By Gary Ghayrat and McKenzi Thi Murphy
The Long Island Regional Seed Consortium (LIRSC) held its fifth annual seed swap on Sunday, Mar. 10 at the Suffolk County Community College in Riverhead where growers discussed the importance of native plants to Long Island.
Over a dozen local organizations and small agricultural businesses attended the swap and passed out information on the growing efforts to protect biodiversity and natural plant genetics. Five years prior, it had been the only seed swap in the area, but is now one of many throughout the month, Paul Anderson, a professor at Suffolk County Community College and member of The Long Island Native Plant Initiative, said.
“Long Island’s plants – and we should take some pride in this – are Long Island’s plants,” Anderson said. “Native plants provide ecosystem services here…our food stuffs are dependent on wild pollinators, and in planting native plants we support wild pollinators, and we support us.”
The U.S. placed bumble bees on the list of endangered species list for the first time in 2018. The Animal Welfare Institute currently lists eight bee species as endangered but bees as a whole species have not yet reached that point.
“Everybody is always worried about honey bees, but honey bees are not the only pollinators that are important to the environment,” Grace Mehl, master beekeeper and the club education director, said. “There are also native pollinators that are very significant in keeping the environment strong and pollinating a lot of plants.”
The Long Island Beekeepers Club teaches community members about beekeeping and the importance of 416 species of New York State native bees, Mehl said.
Following the organic movement, seed swaps are considered the next frontier to enriching the environment, Scott Chaskey, director of Quail Hill Farm and self-proclaimed farmer poet, said.
Quail Hill was one of the first Community Supported Agriculture (CSA) farms in the U.S. and is now one of over 6,000 based on a conservative estimate by Chaskey. A CSA provides consumers with farm-grown produce through a predetermined subscription.
“When you’re given a precious seed that someone has nurtured, and raised, and produced more seeds, it’s an awesome responsibility because you may be one of a few people keeping that particular variety alive,” Ken Ettlinger, the organizer of the event and member of the LIRSC, said. “In order to keep (species) alive, you have to plant them.”
Currently, seeds native to Long Island are commercially available, but the genetic basis is not local, according to LINPI’s informational pamphlet. The push to conserve native biodiversity has gained momentum, and in addition to a swap’s cultural significance, it also enhances crop diversity and genetic strength.
“I think I’m doing my part in…sustaining the environment by growing our own and growing seeds and plants from Long Island,” life-long gardener Toni Arno, said. Arno has been attending the last three years of seed swapping and tries to grow something new every year that is native to Long Island. “It’s good nutritious food that I’m growing myself, and I feel good about it.”
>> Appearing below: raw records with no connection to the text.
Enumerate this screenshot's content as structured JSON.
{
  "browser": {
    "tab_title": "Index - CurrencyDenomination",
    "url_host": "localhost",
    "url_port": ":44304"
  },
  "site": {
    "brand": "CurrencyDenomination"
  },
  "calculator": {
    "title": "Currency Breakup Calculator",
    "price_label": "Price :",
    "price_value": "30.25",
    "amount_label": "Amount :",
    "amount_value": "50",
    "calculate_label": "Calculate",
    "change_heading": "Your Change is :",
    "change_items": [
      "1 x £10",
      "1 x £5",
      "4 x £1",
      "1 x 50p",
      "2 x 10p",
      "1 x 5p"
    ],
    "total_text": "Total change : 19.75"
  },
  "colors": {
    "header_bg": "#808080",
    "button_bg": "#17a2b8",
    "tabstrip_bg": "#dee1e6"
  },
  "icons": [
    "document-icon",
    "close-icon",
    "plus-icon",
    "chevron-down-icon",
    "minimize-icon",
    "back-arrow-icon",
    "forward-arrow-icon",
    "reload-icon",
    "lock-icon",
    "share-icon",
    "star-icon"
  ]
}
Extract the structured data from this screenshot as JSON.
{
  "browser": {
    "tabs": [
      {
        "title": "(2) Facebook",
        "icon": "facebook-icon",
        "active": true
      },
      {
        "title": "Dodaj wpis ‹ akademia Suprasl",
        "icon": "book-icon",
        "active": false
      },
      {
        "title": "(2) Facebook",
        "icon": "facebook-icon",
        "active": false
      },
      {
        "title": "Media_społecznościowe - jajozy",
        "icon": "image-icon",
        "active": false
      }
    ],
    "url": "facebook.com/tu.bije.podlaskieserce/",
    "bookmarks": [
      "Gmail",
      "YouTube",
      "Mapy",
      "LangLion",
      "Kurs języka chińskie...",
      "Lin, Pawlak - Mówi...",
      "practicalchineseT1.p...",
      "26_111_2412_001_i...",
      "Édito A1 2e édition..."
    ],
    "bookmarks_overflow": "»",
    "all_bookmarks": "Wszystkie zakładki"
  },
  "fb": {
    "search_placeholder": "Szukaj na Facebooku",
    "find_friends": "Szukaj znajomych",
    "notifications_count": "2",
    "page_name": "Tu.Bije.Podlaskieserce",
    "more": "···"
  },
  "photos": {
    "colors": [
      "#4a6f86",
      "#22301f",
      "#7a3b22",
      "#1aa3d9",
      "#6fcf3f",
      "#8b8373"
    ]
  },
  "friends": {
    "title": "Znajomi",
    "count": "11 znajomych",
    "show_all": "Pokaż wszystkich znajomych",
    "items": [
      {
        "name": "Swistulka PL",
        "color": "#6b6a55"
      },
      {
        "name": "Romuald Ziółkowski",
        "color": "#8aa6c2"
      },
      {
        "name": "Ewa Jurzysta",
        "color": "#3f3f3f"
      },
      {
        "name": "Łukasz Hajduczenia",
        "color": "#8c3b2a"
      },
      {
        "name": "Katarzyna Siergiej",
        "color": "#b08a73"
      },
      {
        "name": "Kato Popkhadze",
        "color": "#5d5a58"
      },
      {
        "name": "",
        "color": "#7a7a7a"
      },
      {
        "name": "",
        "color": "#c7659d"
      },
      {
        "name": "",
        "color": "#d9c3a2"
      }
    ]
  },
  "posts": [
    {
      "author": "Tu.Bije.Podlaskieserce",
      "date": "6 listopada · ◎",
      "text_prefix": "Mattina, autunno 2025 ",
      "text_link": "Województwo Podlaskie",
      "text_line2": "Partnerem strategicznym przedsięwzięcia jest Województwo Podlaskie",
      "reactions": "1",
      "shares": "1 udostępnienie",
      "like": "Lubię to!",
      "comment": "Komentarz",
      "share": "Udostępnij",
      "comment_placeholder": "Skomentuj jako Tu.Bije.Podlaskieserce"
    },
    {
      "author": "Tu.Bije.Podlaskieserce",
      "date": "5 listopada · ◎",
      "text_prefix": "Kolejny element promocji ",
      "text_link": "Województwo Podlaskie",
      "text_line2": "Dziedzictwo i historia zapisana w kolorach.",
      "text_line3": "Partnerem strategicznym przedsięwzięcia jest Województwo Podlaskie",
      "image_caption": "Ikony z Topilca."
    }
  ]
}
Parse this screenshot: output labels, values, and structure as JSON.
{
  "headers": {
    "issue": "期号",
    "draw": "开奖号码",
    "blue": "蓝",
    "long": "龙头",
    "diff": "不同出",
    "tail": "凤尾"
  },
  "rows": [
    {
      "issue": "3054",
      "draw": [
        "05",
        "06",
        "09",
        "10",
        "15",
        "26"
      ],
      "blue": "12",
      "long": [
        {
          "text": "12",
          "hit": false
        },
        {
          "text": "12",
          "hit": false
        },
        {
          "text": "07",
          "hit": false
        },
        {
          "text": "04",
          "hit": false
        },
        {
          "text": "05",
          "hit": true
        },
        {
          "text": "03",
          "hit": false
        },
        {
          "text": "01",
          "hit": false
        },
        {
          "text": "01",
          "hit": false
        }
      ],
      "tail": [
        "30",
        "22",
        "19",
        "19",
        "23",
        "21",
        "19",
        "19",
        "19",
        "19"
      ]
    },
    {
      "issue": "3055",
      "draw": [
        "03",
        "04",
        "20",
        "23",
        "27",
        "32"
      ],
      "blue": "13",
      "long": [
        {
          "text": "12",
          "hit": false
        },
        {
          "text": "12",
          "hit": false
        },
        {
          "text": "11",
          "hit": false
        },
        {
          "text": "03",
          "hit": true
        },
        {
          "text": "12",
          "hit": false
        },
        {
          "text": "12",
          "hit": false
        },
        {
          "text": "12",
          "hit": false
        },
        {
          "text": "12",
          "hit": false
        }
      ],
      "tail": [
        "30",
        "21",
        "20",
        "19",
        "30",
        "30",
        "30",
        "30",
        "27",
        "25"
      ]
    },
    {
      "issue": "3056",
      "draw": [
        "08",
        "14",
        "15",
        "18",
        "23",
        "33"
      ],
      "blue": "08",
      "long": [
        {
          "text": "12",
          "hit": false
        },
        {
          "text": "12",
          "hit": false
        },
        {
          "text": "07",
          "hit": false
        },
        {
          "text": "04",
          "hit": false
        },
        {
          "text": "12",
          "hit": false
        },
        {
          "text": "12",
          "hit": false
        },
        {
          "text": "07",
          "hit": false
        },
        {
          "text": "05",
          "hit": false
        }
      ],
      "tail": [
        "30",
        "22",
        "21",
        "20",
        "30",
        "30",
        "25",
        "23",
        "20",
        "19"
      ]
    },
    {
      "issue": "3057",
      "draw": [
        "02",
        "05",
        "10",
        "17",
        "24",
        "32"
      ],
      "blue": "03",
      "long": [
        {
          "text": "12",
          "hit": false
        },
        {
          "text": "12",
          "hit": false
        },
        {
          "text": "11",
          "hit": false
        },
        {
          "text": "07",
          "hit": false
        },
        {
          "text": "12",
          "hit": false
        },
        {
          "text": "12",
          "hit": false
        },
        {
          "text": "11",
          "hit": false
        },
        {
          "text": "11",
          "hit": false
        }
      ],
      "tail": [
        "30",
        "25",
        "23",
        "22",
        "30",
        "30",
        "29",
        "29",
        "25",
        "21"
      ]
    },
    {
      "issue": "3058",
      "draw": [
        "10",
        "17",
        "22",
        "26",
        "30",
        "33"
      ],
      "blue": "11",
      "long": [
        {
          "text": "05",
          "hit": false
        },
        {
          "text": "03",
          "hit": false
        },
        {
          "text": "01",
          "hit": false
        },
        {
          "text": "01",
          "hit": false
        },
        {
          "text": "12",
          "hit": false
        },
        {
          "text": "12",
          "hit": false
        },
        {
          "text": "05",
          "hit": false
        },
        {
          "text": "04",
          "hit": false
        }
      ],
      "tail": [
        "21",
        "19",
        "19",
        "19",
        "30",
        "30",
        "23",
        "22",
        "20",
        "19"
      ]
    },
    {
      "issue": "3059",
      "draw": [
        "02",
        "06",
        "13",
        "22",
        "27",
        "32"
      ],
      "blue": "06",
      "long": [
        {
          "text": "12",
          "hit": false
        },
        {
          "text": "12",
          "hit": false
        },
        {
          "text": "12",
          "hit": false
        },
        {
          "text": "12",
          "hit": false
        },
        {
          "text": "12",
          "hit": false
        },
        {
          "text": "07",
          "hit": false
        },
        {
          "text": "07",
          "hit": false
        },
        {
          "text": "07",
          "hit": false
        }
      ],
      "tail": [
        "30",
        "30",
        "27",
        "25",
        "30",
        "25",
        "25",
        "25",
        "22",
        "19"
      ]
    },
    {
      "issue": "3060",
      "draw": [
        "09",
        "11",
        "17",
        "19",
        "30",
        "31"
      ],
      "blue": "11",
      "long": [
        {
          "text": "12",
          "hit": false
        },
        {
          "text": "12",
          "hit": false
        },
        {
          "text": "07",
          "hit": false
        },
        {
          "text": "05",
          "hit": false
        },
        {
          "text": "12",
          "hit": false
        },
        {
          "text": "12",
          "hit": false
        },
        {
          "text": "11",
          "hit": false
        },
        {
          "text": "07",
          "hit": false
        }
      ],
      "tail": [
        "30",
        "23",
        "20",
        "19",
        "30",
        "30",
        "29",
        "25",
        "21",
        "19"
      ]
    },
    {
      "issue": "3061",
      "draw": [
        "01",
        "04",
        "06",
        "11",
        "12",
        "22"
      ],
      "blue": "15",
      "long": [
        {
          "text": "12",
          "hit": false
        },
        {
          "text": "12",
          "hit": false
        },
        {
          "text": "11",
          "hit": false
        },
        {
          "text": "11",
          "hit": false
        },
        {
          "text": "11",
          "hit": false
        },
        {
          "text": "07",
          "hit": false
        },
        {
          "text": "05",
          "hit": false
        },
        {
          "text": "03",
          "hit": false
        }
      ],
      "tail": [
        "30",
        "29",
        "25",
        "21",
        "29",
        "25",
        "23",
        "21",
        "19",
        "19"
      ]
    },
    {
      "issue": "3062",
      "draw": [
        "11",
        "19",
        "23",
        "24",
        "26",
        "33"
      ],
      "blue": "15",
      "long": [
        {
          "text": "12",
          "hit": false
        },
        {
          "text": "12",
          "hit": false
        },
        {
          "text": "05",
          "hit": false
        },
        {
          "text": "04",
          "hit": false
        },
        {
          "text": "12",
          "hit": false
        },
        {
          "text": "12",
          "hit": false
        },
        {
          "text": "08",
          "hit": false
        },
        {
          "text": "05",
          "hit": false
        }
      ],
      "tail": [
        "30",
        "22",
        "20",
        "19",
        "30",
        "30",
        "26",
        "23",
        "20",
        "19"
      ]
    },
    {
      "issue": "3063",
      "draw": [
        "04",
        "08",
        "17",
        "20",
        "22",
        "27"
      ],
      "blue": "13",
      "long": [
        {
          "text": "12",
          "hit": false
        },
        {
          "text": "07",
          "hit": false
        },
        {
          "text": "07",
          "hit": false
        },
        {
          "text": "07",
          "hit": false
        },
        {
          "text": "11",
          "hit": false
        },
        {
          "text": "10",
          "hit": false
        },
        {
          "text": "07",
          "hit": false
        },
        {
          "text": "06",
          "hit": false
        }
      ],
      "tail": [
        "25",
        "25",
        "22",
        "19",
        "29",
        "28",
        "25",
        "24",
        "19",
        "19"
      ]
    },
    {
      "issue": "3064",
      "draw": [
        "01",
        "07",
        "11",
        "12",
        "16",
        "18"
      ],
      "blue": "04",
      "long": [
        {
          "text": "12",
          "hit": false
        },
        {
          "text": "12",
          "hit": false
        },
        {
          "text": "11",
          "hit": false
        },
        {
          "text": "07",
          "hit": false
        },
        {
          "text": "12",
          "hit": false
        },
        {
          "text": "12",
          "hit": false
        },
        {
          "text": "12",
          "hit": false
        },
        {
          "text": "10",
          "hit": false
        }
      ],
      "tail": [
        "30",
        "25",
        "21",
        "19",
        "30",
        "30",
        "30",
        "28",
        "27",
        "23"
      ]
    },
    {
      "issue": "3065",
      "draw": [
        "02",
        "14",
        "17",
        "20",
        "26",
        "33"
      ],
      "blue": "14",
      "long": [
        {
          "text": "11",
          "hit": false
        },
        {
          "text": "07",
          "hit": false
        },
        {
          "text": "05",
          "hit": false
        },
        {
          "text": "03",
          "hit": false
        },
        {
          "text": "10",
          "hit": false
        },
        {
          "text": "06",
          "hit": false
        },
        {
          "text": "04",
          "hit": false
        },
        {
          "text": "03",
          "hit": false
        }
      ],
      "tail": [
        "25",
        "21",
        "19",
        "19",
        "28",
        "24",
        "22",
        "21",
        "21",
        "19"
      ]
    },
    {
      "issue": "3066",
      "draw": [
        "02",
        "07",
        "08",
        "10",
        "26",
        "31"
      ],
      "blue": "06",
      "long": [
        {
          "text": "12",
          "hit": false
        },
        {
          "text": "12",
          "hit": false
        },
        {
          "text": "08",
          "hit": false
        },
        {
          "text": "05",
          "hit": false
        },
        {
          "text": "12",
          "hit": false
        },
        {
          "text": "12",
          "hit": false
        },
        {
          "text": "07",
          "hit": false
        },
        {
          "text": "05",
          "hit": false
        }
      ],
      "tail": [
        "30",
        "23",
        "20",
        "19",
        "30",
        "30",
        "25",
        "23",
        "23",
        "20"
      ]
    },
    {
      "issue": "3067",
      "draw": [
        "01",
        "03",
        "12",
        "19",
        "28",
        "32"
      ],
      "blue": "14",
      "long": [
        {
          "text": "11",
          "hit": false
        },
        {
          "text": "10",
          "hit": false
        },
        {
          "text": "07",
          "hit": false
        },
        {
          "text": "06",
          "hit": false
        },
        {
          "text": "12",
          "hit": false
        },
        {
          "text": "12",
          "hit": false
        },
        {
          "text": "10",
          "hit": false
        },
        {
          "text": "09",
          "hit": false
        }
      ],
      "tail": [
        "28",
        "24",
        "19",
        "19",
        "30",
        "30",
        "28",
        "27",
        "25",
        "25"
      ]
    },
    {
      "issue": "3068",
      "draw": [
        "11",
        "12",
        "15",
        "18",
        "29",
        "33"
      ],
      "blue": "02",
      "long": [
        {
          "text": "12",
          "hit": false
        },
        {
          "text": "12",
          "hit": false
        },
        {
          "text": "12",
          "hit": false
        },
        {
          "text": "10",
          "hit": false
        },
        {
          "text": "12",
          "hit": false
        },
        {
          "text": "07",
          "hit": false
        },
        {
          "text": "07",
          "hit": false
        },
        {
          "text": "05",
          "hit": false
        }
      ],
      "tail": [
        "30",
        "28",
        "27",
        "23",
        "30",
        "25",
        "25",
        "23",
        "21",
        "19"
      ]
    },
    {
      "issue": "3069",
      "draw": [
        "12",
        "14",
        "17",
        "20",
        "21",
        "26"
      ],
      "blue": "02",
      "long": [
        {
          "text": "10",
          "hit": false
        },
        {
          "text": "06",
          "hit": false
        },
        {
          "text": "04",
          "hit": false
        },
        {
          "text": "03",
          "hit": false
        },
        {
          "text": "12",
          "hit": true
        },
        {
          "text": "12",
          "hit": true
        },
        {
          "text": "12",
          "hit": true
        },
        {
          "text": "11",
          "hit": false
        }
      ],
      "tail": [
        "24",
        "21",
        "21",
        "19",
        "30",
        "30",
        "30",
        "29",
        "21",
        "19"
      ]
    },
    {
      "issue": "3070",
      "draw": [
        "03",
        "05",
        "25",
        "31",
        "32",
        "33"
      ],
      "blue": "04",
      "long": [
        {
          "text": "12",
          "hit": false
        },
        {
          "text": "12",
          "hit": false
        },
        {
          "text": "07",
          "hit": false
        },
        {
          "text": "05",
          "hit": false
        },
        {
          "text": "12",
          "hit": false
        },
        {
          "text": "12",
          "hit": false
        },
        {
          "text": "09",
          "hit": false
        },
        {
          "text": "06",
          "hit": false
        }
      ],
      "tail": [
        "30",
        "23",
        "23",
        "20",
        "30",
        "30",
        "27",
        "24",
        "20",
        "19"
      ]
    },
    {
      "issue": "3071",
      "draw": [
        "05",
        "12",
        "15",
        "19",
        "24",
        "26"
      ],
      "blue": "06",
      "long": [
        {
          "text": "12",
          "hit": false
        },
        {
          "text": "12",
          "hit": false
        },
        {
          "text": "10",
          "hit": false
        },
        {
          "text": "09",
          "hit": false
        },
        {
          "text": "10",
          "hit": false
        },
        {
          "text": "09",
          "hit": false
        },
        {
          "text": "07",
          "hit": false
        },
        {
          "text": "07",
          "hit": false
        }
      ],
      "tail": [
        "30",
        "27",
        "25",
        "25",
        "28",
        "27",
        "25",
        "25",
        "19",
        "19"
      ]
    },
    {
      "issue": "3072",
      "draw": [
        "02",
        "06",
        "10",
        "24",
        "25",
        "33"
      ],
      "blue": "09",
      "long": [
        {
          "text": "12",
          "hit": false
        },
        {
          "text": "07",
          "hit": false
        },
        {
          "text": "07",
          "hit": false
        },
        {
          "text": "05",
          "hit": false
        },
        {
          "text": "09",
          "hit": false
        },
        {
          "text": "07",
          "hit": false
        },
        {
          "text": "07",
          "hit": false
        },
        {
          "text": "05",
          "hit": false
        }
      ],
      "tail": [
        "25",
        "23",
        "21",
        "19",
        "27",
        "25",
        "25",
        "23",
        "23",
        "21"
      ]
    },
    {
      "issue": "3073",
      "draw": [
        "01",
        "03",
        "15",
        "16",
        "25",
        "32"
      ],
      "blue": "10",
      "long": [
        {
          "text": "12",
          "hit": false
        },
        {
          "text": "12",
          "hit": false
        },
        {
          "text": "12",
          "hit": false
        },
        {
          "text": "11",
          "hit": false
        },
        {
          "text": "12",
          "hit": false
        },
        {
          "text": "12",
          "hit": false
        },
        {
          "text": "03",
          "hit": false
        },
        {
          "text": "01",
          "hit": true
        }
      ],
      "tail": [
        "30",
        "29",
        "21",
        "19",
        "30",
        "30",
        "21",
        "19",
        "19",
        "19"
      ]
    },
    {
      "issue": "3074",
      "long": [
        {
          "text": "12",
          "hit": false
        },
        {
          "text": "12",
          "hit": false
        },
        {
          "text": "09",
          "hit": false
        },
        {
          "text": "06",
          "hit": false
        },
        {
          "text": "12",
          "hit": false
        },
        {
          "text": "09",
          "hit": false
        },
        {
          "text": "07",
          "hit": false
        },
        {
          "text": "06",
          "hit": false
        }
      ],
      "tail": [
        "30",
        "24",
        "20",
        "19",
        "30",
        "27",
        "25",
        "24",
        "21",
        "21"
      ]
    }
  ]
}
The growing industry and real estate industries, particularly development, are the biggest threats to biodiversity, Brian Smith of LIMPI said. The destruction of land threatens ecosystems and animal habitats.
Biologically speaking, invasive species are just as harmful. They can overtake native plants and drive them to extinction, causing environmental and health impacts. “A lot of life depends on [native] plants,” Smith said.
Some invasive species can even pose direct danger humans.
“Right now, giant hogweed is one of our greatest threats here on Long Island,” he said. Hogweed is a large-leafed perennial with deceptively delicate white flower clusters similar to Queen Anne’s lace. It can cause burns and even blindness if the oil gets into a person’s eyes. It was seen in Manorville as recently as a few years ago.
Seed swaps are efforts to combat these threats. Anderson urged participants to seek out native species at nurseries and seed swaps instead. “Otherwise most of what you will find will be European or Asian, and that’s not very patriotic,” he said. “I’m a patriot. So plant native. These seed-saving folks, they’re not doing it for themselves. They’re doing it for future generations.”